Amnesty International reported that worldwide executions spiked by 54% to at least 1,634—a 25-year high—in 2015, even as the number of countries abolishing the death penalty reached record levels. In its annual report on global developments in capital punishment, released on April 6, Amnesty said that the bulk of recorded executions were concentrated in just three outlier countries—Iran, Pakistan, and Saudi Arabia. These countries accounted for 89% of all recorded executions. (Amnesty did not set a figure for executions in China, where data on capital punishment is considered a state secret. The report estimates that China executes “in the thousands” of prisoners each year and conducted more executions than any other country in 2015.) Pakistan conducted the highest number of executions (326) ever recorded in that country, as it resumed executions after a six-year moratorium, and Egypt and Somalia had significant increases in executions, although both executed fewer prisoners than did the United States. At the same time, 2015 saw the largest number of countries abolishing the death penalty in more than a decade, as four more countries (Republic of Congo, Fiji, Madagascar, and Suriname) officially ended the practice. The total number of abolitionist countries rose to 102, with 140 countries having either abolished the death penalty altogether or not carried out any executions in more than a decade. The United States ranked fifth in the number of executions carried out last year, with executions also concentrated in a few high-use jurisdictions—just three states carried out 86% of executions, reflecting the same patterns seen globally in the use of the death penalty. The report emphasized the outlier status of the few nations that continue to perform executions, saying, “Today the majority of the world’s countries are fully abolitionist, and dozens more have not implemented death sentences for more than a decade, or have given clear indications that they are moving towards full abolition. The starkly opposing developments that mark 2015 underscore the extent to which the countries that use the death penalty are becoming the isolated minority.” (Click image to enlarge.)
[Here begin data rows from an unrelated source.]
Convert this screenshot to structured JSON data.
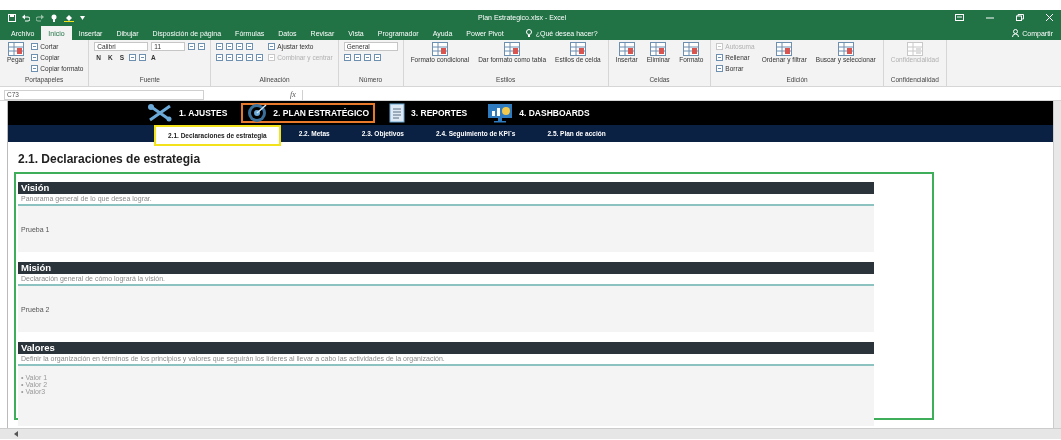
{
  "window": {
    "title": "Plan Estrategico.xlsx  -  Excel"
  },
  "ribbon_tabs": [
    {
      "label": "Archivo",
      "selected": false
    },
    {
      "label": "Inicio",
      "selected": true
    },
    {
      "label": "Insertar",
      "selected": false
    },
    {
      "label": "Dibujar",
      "selected": false
    },
    {
      "label": "Disposición de página",
      "selected": false
    },
    {
      "label": "Fórmulas",
      "selected": false
    },
    {
      "label": "Datos",
      "selected": false
    },
    {
      "label": "Revisar",
      "selected": false
    },
    {
      "label": "Vista",
      "selected": false
    },
    {
      "label": "Programador",
      "selected": false
    },
    {
      "label": "Ayuda",
      "selected": false
    },
    {
      "label": "Power Pivot",
      "selected": false
    }
  ],
  "tell_me": "¿Qué desea hacer?",
  "share": "Compartir",
  "ribbon_groups": [
    {
      "label": "Portapapeles",
      "columns": [
        [
          [
            {
              "kind": "large",
              "label": "Pegar",
              "disabled": false
            }
          ]
        ],
        [
          [
            {
              "kind": "small",
              "label": "Cortar",
              "disabled": false
            }
          ],
          [
            {
              "kind": "small",
              "label": "Copiar",
              "disabled": false
            }
          ],
          [
            {
              "kind": "small",
              "label": "Copiar formato",
              "disabled": false
            }
          ]
        ]
      ]
    },
    {
      "label": "Fuente",
      "columns": [
        [
          [
            {
              "kind": "field",
              "value": "Calibri"
            },
            {
              "kind": "field",
              "value": "11"
            },
            {
              "kind": "icon"
            },
            {
              "kind": "icon"
            }
          ],
          [
            {
              "kind": "glyph",
              "text": "N"
            },
            {
              "kind": "glyph",
              "text": "K"
            },
            {
              "kind": "glyph",
              "text": "S"
            },
            {
              "kind": "icon"
            },
            {
              "kind": "icon"
            },
            {
              "kind": "glyph",
              "text": "A"
            }
          ]
        ]
      ]
    },
    {
      "label": "Alineación",
      "columns": [
        [
          [
            {
              "kind": "icon"
            },
            {
              "kind": "icon"
            },
            {
              "kind": "icon"
            },
            {
              "kind": "icon"
            }
          ],
          [
            {
              "kind": "icon"
            },
            {
              "kind": "icon"
            },
            {
              "kind": "icon"
            },
            {
              "kind": "icon"
            },
            {
              "kind": "icon"
            }
          ]
        ],
        [
          [
            {
              "kind": "small",
              "label": "Ajustar texto",
              "disabled": false
            }
          ],
          [
            {
              "kind": "small",
              "label": "Combinar y centrar",
              "disabled": true
            }
          ]
        ]
      ]
    },
    {
      "label": "Número",
      "columns": [
        [
          [
            {
              "kind": "field",
              "value": "General"
            }
          ],
          [
            {
              "kind": "icon"
            },
            {
              "kind": "icon"
            },
            {
              "kind": "icon"
            },
            {
              "kind": "icon"
            }
          ]
        ]
      ]
    },
    {
      "label": "Estilos",
      "columns": [
        [
          [
            {
              "kind": "large",
              "label": "Formato condicional",
              "disabled": false
            }
          ]
        ],
        [
          [
            {
              "kind": "large",
              "label": "Dar formato como tabla",
              "disabled": false
            }
          ]
        ],
        [
          [
            {
              "kind": "large",
              "label": "Estilos de celda",
              "disabled": false
            }
          ]
        ]
      ]
    },
    {
      "label": "Celdas",
      "columns": [
        [
          [
            {
              "kind": "large",
              "label": "Insertar",
              "disabled": false
            }
          ]
        ],
        [
          [
            {
              "kind": "large",
              "label": "Eliminar",
              "disabled": false
            }
          ]
        ],
        [
          [
            {
              "kind": "large",
              "label": "Formato",
              "disabled": false
            }
          ]
        ]
      ]
    },
    {
      "label": "Edición",
      "columns": [
        [
          [
            {
              "kind": "small",
              "label": "Autosuma",
              "disabled": true
            }
          ],
          [
            {
              "kind": "small",
              "label": "Rellenar",
              "disabled": false
            }
          ],
          [
            {
              "kind": "small",
              "label": "Borrar",
              "disabled": false
            }
          ]
        ],
        [
          [
            {
              "kind": "large",
              "label": "Ordenar y filtrar",
              "disabled": false
            }
          ]
        ],
        [
          [
            {
              "kind": "large",
              "label": "Buscar y seleccionar",
              "disabled": false
            }
          ]
        ]
      ]
    },
    {
      "label": "Confidencialidad",
      "columns": [
        [
          [
            {
              "kind": "large",
              "label": "Confidencialidad",
              "disabled": true
            }
          ]
        ]
      ]
    }
  ],
  "formula_bar": {
    "name_box": "C73",
    "function_label": "fx"
  },
  "sheet_nav": [
    {
      "label": "1. AJUSTES",
      "selected": false
    },
    {
      "label": "2. PLAN ESTRATÉGICO",
      "selected": true
    },
    {
      "label": "3. REPORTES",
      "selected": false
    },
    {
      "label": "4. DASHBOARDS",
      "selected": false
    }
  ],
  "sub_nav": [
    {
      "label": "2.1. Declaraciones de estrategia",
      "selected": true
    },
    {
      "label": "2.2. Metas",
      "selected": false
    },
    {
      "label": "2.3. Objetivos",
      "selected": false
    },
    {
      "label": "2.4. Seguimiento de KPI´s",
      "selected": false
    },
    {
      "label": "2.5. Plan de acción",
      "selected": false
    }
  ],
  "heading": "2.1. Declaraciones de estrategia",
  "sections": [
    {
      "title": "Visión",
      "description": "Panorama general de lo que desea lograr.",
      "content": [
        "Prueba 1"
      ]
    },
    {
      "title": "Misión",
      "description": "Declaración general de cómo logrará la visión.",
      "content": [
        "Prueba 2"
      ]
    },
    {
      "title": "Valores",
      "description": "Definir la organización en términos de los principios y valores que seguirán los líderes al llevar a cabo las actividades de la organización.",
      "content": [
        "• Valor 1",
        "• Valor 2",
        "• Valor3"
      ]
    }
  ]
}
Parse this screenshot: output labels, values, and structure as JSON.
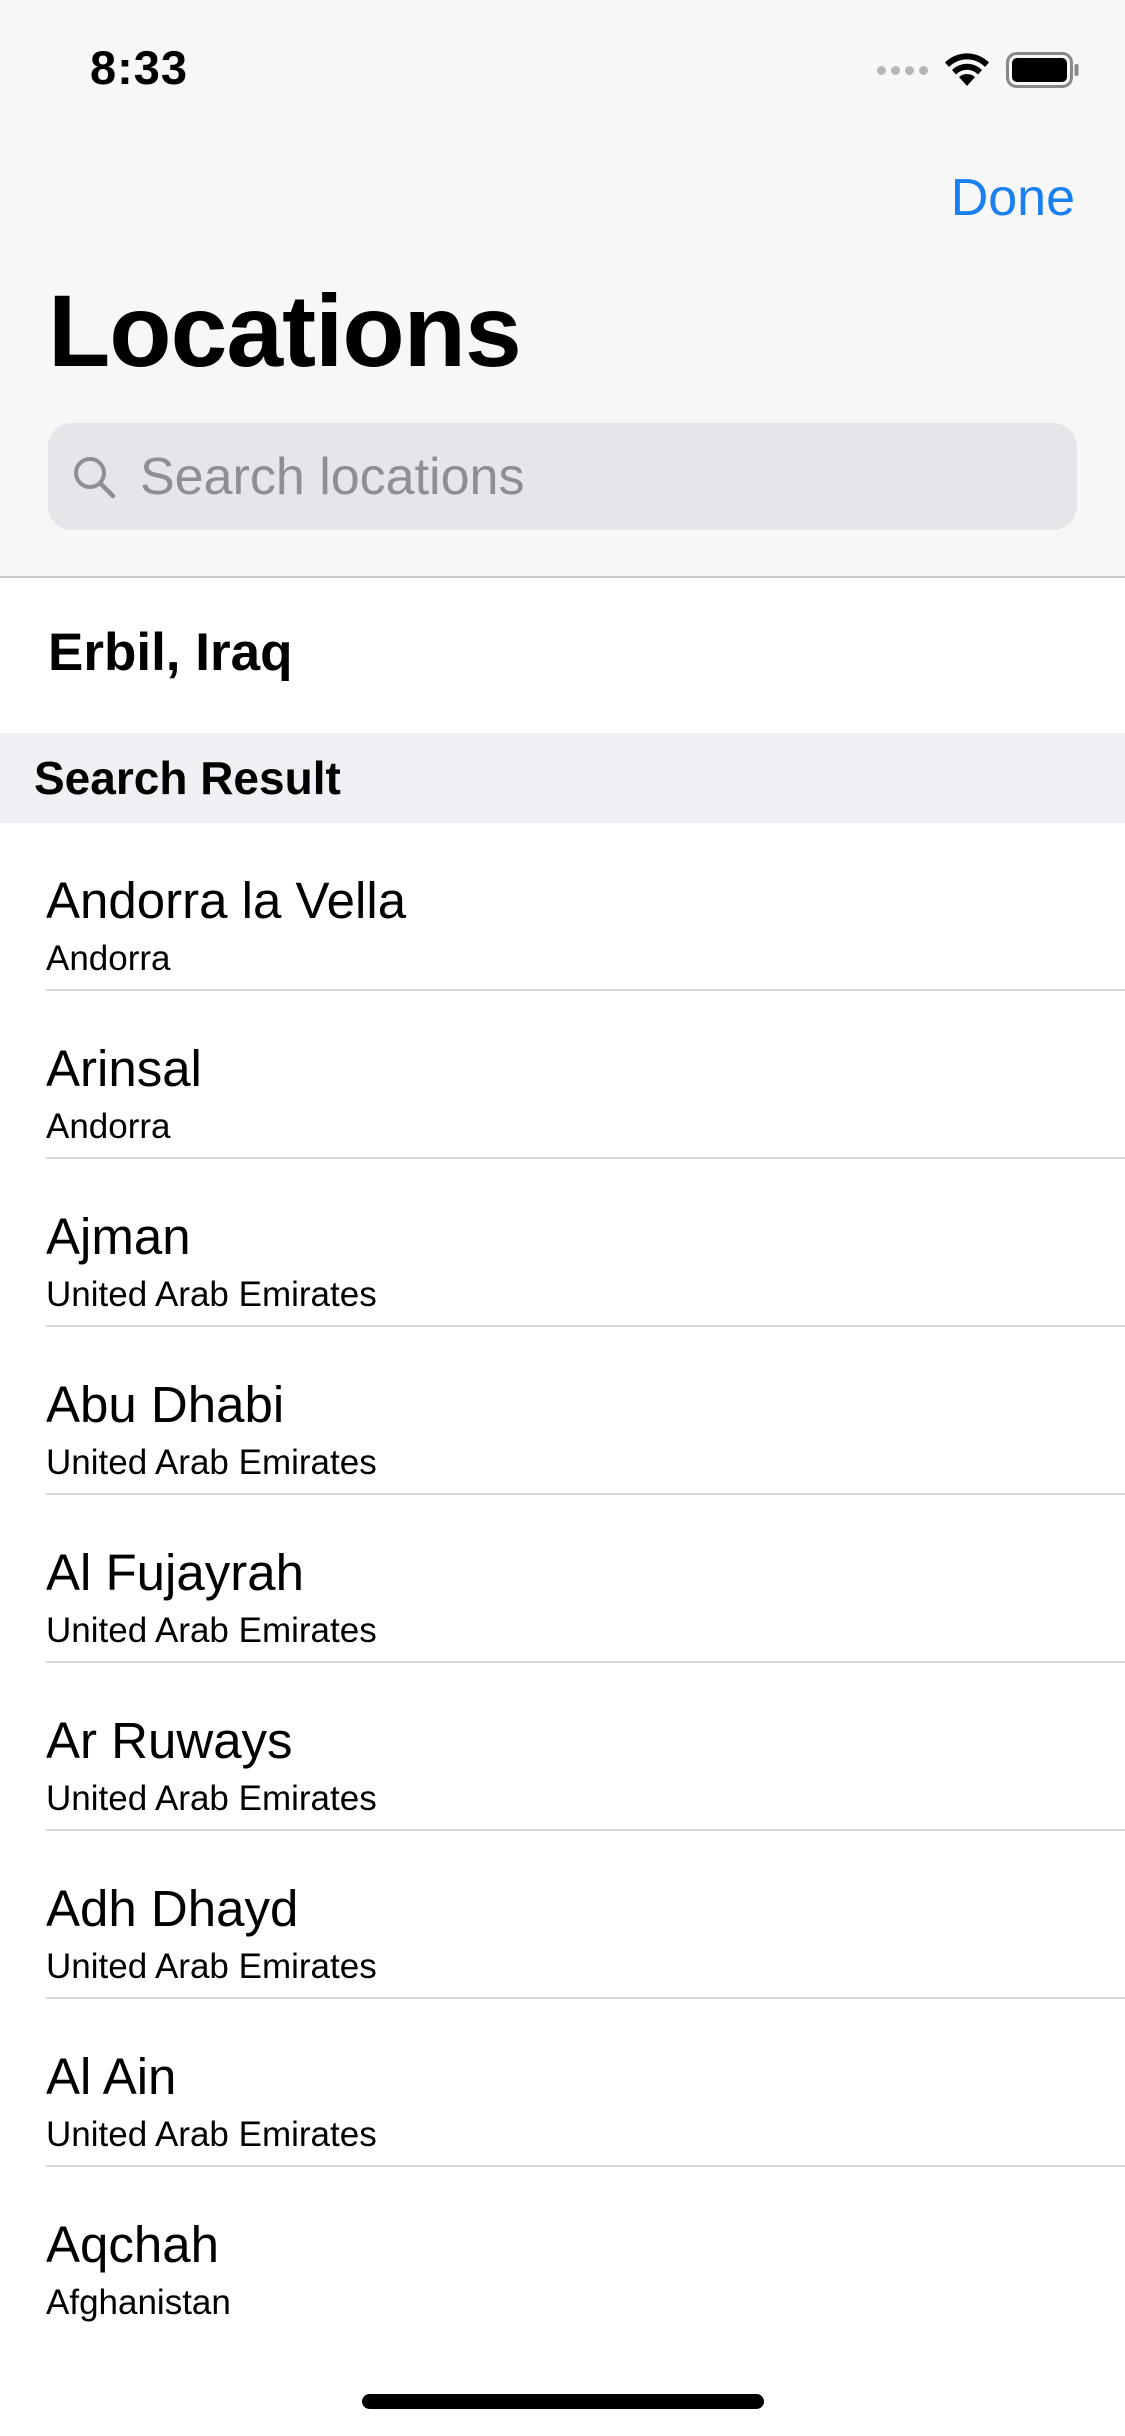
{
  "status_bar": {
    "time": "8:33",
    "icons": [
      "signal-dots-icon",
      "wifi-icon",
      "battery-icon"
    ]
  },
  "nav": {
    "done_label": "Done",
    "title": "Locations"
  },
  "search": {
    "placeholder": "Search locations",
    "value": ""
  },
  "current_location": "Erbil, Iraq",
  "section_header": "Search Result",
  "results": [
    {
      "city": "Andorra la Vella",
      "country": "Andorra"
    },
    {
      "city": "Arinsal",
      "country": "Andorra"
    },
    {
      "city": "Ajman",
      "country": "United Arab Emirates"
    },
    {
      "city": "Abu Dhabi",
      "country": "United Arab Emirates"
    },
    {
      "city": "Al Fujayrah",
      "country": "United Arab Emirates"
    },
    {
      "city": "Ar Ruways",
      "country": "United Arab Emirates"
    },
    {
      "city": "Adh Dhayd",
      "country": "United Arab Emirates"
    },
    {
      "city": "Al Ain",
      "country": "United Arab Emirates"
    },
    {
      "city": "Aqchah",
      "country": "Afghanistan"
    }
  ],
  "colors": {
    "accent": "#1a7ff0",
    "header_bg": "#f7f7f8",
    "search_bg": "#e5e5ea",
    "section_bg": "#efeff4",
    "placeholder": "#8e8e93"
  }
}
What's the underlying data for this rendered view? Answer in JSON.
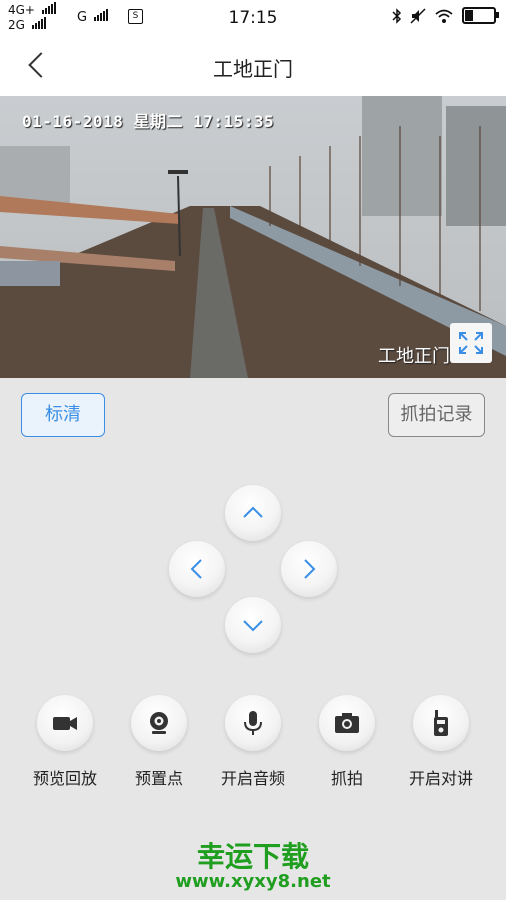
{
  "status_bar": {
    "network_top": "4G+",
    "network_bottom": "2G",
    "network_g": "G",
    "time": "17:15"
  },
  "nav": {
    "title": "工地正门"
  },
  "video": {
    "osd_timestamp": "01-16-2018 星期二 17:15:35",
    "osd_channel": "工地正门"
  },
  "controls": {
    "quality_label": "标清",
    "records_label": "抓拍记录"
  },
  "functions": [
    {
      "label": "预览回放",
      "icon": "video-camera-icon"
    },
    {
      "label": "预置点",
      "icon": "webcam-icon"
    },
    {
      "label": "开启音频",
      "icon": "microphone-icon"
    },
    {
      "label": "抓拍",
      "icon": "camera-icon"
    },
    {
      "label": "开启对讲",
      "icon": "walkie-talkie-icon"
    }
  ],
  "watermark": {
    "title": "幸运下载",
    "url": "www.xyxy8.net"
  },
  "colors": {
    "accent": "#3a8ee6",
    "background": "#e6e6e6",
    "watermark": "#1f9e1f"
  }
}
(“Death Sentences and Executions 2015,” Amnesty International, April 6, 2016; K. Bellware, “Worldwide Executions Surge To Highest Levels In 25 Years: Report,” Huffington Post, April 5, 2016.) See International.
Source:: Death Penalty Information Center